But when “Homeland” finds its groove, its storytelling style emphasizes the issues along with the characters. No one will forget Carrie as “The Drone Queen” in Season 4, and the show’s moral analysis of pilotless warfare should be driving real world questions even now. The producers are counting on it, as those events come up in Season 6 via an intriguing, relevant manner. Similarly, the series gets back to its roots by repurposing them, making one of Carrie’s clients a person of interest who may or may not be a terrorist; the difference between Brody and Sekou being that the series isn’t as focused on making us question the purity of the latter, as it is curious to study Carrie’s reactions when new details emerge.

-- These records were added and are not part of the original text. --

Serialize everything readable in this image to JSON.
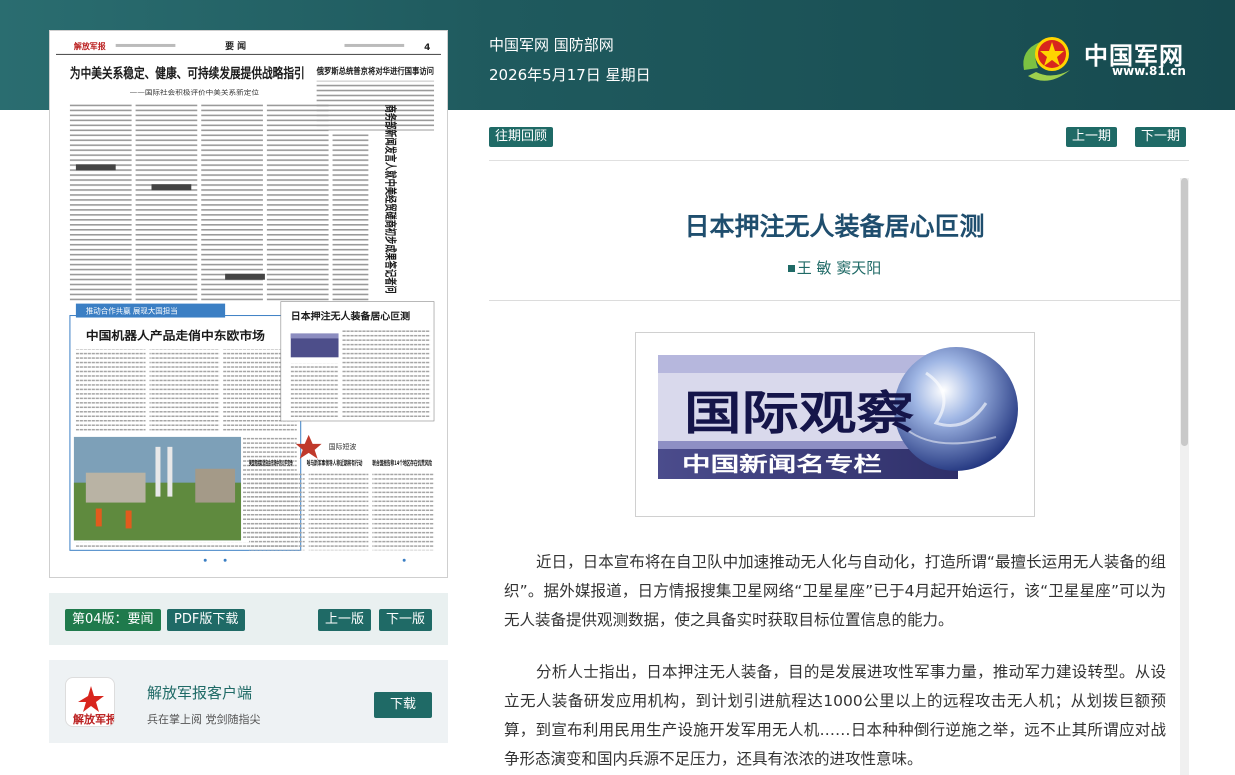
{
  "header": {
    "site": "中国军网 国防部网",
    "date": "2026年5月17日 星期日",
    "brand": "中国军网",
    "url": "www.81.cn"
  },
  "paper": {
    "masthead": "解放军报",
    "section": "要 闻",
    "page_no": "4",
    "headline1": "为中美关系稳定、健康、可持续发展提供战略指引",
    "subhead1": "——国际社会积极评价中美关系新定位",
    "headline2": "俄罗斯总统普京将对华进行国事访问",
    "vertical_headline": "商务部新闻发言人就中美经贸磋商初步成果答记者问",
    "block_label": "推动合作共赢 展现大国担当",
    "headline3": "中国机器人产品走俏中东欧市场",
    "headline4": "日本押注无人装备居心叵测",
    "headline5": "美国竞相取消自由市场中的公平竞争",
    "headline6": "哈马斯军事领导人称近期将有行动",
    "headline7": "联合国报告称14个地区存在饥荒风险",
    "intl_tag": "国际短波"
  },
  "page_bar": {
    "edition": "第04版：要闻",
    "pdf": "PDF版下载",
    "prev": "上一版",
    "next": "下一版"
  },
  "app": {
    "title": "解放军报客户端",
    "subtitle": "兵在掌上阅 党剑随指尖",
    "download": "下载"
  },
  "toolbar": {
    "archive": "往期回顾",
    "prev_issue": "上一期",
    "next_issue": "下一期"
  },
  "article": {
    "title": "日本押注无人装备居心叵测",
    "author": "王  敏  窦天阳",
    "image_main": "国际观察",
    "image_sub": "中国新闻名专栏",
    "p1": "近日，日本宣布将在自卫队中加速推动无人化与自动化，打造所谓“最擅长运用无人装备的组织”。据外媒报道，日方情报搜集卫星网络“卫星星座”已于4月起开始运行，该“卫星星座”可以为无人装备提供观测数据，使之具备实时获取目标位置信息的能力。",
    "p2": "分析人士指出，日本押注无人装备，目的是发展进攻性军事力量，推动军力建设转型。从设立无人装备研发应用机构，到计划引进航程达1000公里以上的远程攻击无人机；从划拨巨额预算，到宣布利用民用生产设施开发军用无人机……日本种种倒行逆施之举，远不止其所谓应对战争形态演变和国内兵源不足压力，还具有浓浓的进攻性意味。"
  },
  "colors": {
    "accent": "#1f6a66",
    "header": "#1f5a5e",
    "title": "#1f4e6e"
  }
}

It’s in these studious details that “Homeland” gains its veteran edge. By Season 6, we know these characters quite well. The extreme situations surrounding them force development and drama, but the writers know to craft seemingly innocuous dialogue that cuts deep or casually incorporate key details that come back in a big way. There’s a lot of trust shown on the writers’ end by not cramming in too many shocks, twists, or other jarring surprises. Instead, they believe we’ll stick with these people for more than the explosions and assassinations, investing in their inner journeys — so carefully captured in crucial scenes I can’t yet talk about — as the worldwide ramifications under scrutiny become clearer and clearer with every personal and professional decision.
Such trust is appreciated and largely earned, but it’s also a two-way street. If they’re willing to put their trust in the audience, the least we can do after all this time is to trust them, too.